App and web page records
____

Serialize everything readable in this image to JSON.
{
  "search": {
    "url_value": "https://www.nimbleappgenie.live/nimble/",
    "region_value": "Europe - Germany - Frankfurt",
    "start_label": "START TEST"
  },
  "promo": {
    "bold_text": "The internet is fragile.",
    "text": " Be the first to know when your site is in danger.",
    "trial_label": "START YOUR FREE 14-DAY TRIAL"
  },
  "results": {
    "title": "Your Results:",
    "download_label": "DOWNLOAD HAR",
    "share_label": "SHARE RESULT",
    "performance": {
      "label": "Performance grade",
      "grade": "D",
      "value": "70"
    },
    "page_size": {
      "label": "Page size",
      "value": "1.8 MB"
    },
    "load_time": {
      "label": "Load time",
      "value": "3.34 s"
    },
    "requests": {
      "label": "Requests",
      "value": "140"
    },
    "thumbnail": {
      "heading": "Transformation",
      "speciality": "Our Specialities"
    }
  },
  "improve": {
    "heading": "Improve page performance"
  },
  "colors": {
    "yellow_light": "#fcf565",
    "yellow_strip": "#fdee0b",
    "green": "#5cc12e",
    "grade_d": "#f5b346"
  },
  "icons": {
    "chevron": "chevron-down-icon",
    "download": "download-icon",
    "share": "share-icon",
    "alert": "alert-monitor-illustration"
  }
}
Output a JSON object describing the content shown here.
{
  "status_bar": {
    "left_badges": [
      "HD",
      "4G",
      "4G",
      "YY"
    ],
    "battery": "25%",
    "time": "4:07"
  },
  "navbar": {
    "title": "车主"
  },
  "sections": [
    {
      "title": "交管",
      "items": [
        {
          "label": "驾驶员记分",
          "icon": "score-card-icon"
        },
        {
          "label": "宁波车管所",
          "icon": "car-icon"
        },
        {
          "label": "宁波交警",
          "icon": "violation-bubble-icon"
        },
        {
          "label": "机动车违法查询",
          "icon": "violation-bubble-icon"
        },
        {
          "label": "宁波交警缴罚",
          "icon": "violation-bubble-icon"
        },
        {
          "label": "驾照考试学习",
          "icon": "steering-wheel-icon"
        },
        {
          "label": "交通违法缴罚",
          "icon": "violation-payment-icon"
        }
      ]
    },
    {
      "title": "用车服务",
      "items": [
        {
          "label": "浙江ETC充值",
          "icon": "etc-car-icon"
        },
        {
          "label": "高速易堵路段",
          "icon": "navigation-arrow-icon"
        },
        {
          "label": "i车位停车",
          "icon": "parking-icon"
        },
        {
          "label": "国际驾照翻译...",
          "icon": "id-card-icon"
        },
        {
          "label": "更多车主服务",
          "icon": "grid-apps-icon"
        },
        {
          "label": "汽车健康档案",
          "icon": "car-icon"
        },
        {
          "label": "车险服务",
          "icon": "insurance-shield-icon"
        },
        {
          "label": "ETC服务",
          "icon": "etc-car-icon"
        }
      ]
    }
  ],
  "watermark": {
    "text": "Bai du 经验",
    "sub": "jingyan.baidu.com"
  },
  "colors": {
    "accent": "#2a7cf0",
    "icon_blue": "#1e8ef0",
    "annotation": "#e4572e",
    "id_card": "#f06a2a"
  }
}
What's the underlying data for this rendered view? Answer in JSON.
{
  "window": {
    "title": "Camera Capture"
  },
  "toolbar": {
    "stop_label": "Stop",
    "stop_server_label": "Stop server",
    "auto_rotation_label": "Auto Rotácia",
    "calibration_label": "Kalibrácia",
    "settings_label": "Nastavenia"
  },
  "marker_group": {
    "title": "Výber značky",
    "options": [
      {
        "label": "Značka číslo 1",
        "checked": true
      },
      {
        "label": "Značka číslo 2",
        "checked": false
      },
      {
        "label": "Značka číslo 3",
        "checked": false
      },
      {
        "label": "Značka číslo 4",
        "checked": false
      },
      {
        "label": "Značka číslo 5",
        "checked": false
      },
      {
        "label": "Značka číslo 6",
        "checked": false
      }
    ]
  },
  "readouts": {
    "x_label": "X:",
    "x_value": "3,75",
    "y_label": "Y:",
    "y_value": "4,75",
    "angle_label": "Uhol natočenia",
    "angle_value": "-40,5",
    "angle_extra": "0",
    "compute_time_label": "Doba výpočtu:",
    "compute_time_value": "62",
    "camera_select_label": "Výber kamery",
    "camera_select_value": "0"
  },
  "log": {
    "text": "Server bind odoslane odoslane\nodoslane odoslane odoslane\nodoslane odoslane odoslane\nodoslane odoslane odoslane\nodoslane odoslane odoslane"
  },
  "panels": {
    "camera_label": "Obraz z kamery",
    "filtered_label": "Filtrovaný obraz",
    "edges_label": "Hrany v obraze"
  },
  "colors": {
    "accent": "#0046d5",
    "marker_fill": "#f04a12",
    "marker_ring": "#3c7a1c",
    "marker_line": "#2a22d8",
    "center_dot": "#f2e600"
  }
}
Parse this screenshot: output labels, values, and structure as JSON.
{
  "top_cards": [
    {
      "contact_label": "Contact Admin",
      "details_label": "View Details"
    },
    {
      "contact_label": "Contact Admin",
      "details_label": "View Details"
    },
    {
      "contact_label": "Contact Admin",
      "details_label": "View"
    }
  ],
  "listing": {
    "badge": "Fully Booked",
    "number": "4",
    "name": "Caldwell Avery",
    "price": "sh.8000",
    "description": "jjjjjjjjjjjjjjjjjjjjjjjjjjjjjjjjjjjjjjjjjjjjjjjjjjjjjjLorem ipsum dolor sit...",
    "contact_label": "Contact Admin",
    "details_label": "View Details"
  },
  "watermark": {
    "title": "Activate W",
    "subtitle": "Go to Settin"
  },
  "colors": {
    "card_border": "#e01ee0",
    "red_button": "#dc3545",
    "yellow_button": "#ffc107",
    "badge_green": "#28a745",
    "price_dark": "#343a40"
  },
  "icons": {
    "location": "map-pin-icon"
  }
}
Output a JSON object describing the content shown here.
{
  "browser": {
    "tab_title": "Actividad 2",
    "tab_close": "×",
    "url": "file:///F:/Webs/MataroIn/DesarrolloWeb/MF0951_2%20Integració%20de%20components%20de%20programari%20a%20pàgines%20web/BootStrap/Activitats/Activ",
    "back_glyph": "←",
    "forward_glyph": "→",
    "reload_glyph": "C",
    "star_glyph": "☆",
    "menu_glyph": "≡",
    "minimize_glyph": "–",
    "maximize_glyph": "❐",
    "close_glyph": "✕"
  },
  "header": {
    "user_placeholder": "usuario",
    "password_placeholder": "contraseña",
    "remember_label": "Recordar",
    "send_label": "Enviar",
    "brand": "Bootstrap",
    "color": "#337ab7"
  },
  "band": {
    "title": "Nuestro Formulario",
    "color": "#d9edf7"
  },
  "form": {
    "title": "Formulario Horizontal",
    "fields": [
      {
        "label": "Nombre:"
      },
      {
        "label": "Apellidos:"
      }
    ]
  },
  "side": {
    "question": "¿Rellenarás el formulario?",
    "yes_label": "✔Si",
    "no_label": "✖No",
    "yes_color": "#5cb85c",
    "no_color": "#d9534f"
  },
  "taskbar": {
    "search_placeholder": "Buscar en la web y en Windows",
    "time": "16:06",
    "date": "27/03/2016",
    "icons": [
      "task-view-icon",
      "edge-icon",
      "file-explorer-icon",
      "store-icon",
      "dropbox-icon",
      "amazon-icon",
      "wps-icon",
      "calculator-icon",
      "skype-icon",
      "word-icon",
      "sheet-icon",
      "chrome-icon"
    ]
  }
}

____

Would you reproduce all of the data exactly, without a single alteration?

- [Answer to this exercise]:
Serialize everything readable in this image to JSON.
{
  "search": {
    "url_value": "https://www.nimbleappgenie.live/nimble/",
    "region_value": "Europe - Germany - Frankfurt",
    "start_label": "START TEST"
  },
  "promo": {
    "bold_text": "The internet is fragile.",
    "text": " Be the first to know when your site is in danger.",
    "trial_label": "START YOUR FREE 14-DAY TRIAL"
  },
  "results": {
    "title": "Your Results:",
    "download_label": "DOWNLOAD HAR",
    "share_label": "SHARE RESULT",
    "performance": {
      "label": "Performance grade",
      "grade": "D",
      "value": "70"
    },
    "page_size": {
      "label": "Page size",
      "value": "1.8 MB"
    },
    "load_time": {
      "label": "Load time",
      "value": "3.34 s"
    },
    "requests": {
      "label": "Requests",
      "value": "140"
    },
    "thumbnail": {
      "heading": "Transformation",
      "speciality": "Our Specialities"
    }
  },
  "improve": {
    "heading": "Improve page performance"
  },
  "colors": {
    "yellow_light": "#fcf565",
    "yellow_strip": "#fdee0b",
    "green": "#5cc12e",
    "grade_d": "#f5b346"
  },
  "icons": {
    "chevron": "chevron-down-icon",
    "download": "download-icon",
    "share": "share-icon",
    "alert": "alert-monitor-illustration"
  }
}
Output a JSON object describing the content shown here.
{
  "status_bar": {
    "left_badges": [
      "HD",
      "4G",
      "4G",
      "YY"
    ],
    "battery": "25%",
    "time": "4:07"
  },
  "navbar": {
    "title": "车主"
  },
  "sections": [
    {
      "title": "交管",
      "items": [
        {
          "label": "驾驶员记分",
          "icon": "score-card-icon"
        },
        {
          "label": "宁波车管所",
          "icon": "car-icon"
        },
        {
          "label": "宁波交警",
          "icon": "violation-bubble-icon"
        },
        {
          "label": "机动车违法查询",
          "icon": "violation-bubble-icon"
        },
        {
          "label": "宁波交警缴罚",
          "icon": "violation-bubble-icon"
        },
        {
          "label": "驾照考试学习",
          "icon": "steering-wheel-icon"
        },
        {
          "label": "交通违法缴罚",
          "icon": "violation-payment-icon"
        }
      ]
    },
    {
      "title": "用车服务",
      "items": [
        {
          "label": "浙江ETC充值",
          "icon": "etc-car-icon"
        },
        {
          "label": "高速易堵路段",
          "icon": "navigation-arrow-icon"
        },
        {
          "label": "i车位停车",
          "icon": "parking-icon"
        },
        {
          "label": "国际驾照翻译...",
          "icon": "id-card-icon"
        },
        {
          "label": "更多车主服务",
          "icon": "grid-apps-icon"
        },
        {
          "label": "汽车健康档案",
          "icon": "car-icon"
        },
        {
          "label": "车险服务",
          "icon": "insurance-shield-icon"
        },
        {
          "label": "ETC服务",
          "icon": "etc-car-icon"
        }
      ]
    }
  ],
  "watermark": {
    "text": "Bai du 经验",
    "sub": "jingyan.baidu.com"
  },
  "colors": {
    "accent": "#2a7cf0",
    "icon_blue": "#1e8ef0",
    "annotation": "#e4572e",
    "id_card": "#f06a2a"
  }
}
What's the underlying data for this rendered view? Answer in JSON.
{
  "window": {
    "title": "Camera Capture"
  },
  "toolbar": {
    "stop_label": "Stop",
    "stop_server_label": "Stop server",
    "auto_rotation_label": "Auto Rotácia",
    "calibration_label": "Kalibrácia",
    "settings_label": "Nastavenia"
  },
  "marker_group": {
    "title": "Výber značky",
    "options": [
      {
        "label": "Značka číslo 1",
        "checked": true
      },
      {
        "label": "Značka číslo 2",
        "checked": false
      },
      {
        "label": "Značka číslo 3",
        "checked": false
      },
      {
        "label": "Značka číslo 4",
        "checked": false
      },
      {
        "label": "Značka číslo 5",
        "checked": false
      },
      {
        "label": "Značka číslo 6",
        "checked": false
      }
    ]
  },
  "readouts": {
    "x_label": "X:",
    "x_value": "3,75",
    "y_label": "Y:",
    "y_value": "4,75",
    "angle_label": "Uhol natočenia",
    "angle_value": "-40,5",
    "angle_extra": "0",
    "compute_time_label": "Doba výpočtu:",
    "compute_time_value": "62",
    "camera_select_label": "Výber kamery",
    "camera_select_value": "0"
  },
  "log": {
    "text": "Server bind odoslane odoslane\nodoslane odoslane odoslane\nodoslane odoslane odoslane\nodoslane odoslane odoslane\nodoslane odoslane odoslane"
  },
  "panels": {
    "camera_label": "Obraz z kamery",
    "filtered_label": "Filtrovaný obraz",
    "edges_label": "Hrany v obraze"
  },
  "colors": {
    "accent": "#0046d5",
    "marker_fill": "#f04a12",
    "marker_ring": "#3c7a1c",
    "marker_line": "#2a22d8",
    "center_dot": "#f2e600"
  }
}
Parse this screenshot: output labels, values, and structure as JSON.
{
  "top_cards": [
    {
      "contact_label": "Contact Admin",
      "details_label": "View Details"
    },
    {
      "contact_label": "Contact Admin",
      "details_label": "View Details"
    },
    {
      "contact_label": "Contact Admin",
      "details_label": "View"
    }
  ],
  "listing": {
    "badge": "Fully Booked",
    "number": "4",
    "name": "Caldwell Avery",
    "price": "sh.8000",
    "description": "jjjjjjjjjjjjjjjjjjjjjjjjjjjjjjjjjjjjjjjjjjjjjjjjjjjjjjLorem ipsum dolor sit...",
    "contact_label": "Contact Admin",
    "details_label": "View Details"
  },
  "watermark": {
    "title": "Activate W",
    "subtitle": "Go to Settin"
  },
  "colors": {
    "card_border": "#e01ee0",
    "red_button": "#dc3545",
    "yellow_button": "#ffc107",
    "badge_green": "#28a745",
    "price_dark": "#343a40"
  },
  "icons": {
    "location": "map-pin-icon"
  }
}
Output a JSON object describing the content shown here.
{
  "browser": {
    "tab_title": "Actividad 2",
    "tab_close": "×",
    "url": "file:///F:/Webs/MataroIn/DesarrolloWeb/MF0951_2%20Integració%20de%20components%20de%20programari%20a%20pàgines%20web/BootStrap/Activitats/Activ",
    "back_glyph": "←",
    "forward_glyph": "→",
    "reload_glyph": "C",
    "star_glyph": "☆",
    "menu_glyph": "≡",
    "minimize_glyph": "–",
    "maximize_glyph": "❐",
    "close_glyph": "✕"
  },
  "header": {
    "user_placeholder": "usuario",
    "password_placeholder": "contraseña",
    "remember_label": "Recordar",
    "send_label": "Enviar",
    "brand": "Bootstrap",
    "color": "#337ab7"
  },
  "band": {
    "title": "Nuestro Formulario",
    "color": "#d9edf7"
  },
  "form": {
    "title": "Formulario Horizontal",
    "fields": [
      {
        "label": "Nombre:"
      },
      {
        "label": "Apellidos:"
      }
    ]
  },
  "side": {
    "question": "¿Rellenarás el formulario?",
    "yes_label": "✔Si",
    "no_label": "✖No",
    "yes_color": "#5cb85c",
    "no_color": "#d9534f"
  },
  "taskbar": {
    "search_placeholder": "Buscar en la web y en Windows",
    "time": "16:06",
    "date": "27/03/2016",
    "icons": [
      "task-view-icon",
      "edge-icon",
      "file-explorer-icon",
      "store-icon",
      "dropbox-icon",
      "amazon-icon",
      "wps-icon",
      "calculator-icon",
      "skype-icon",
      "word-icon",
      "sheet-icon",
      "chrome-icon"
    ]
  }
}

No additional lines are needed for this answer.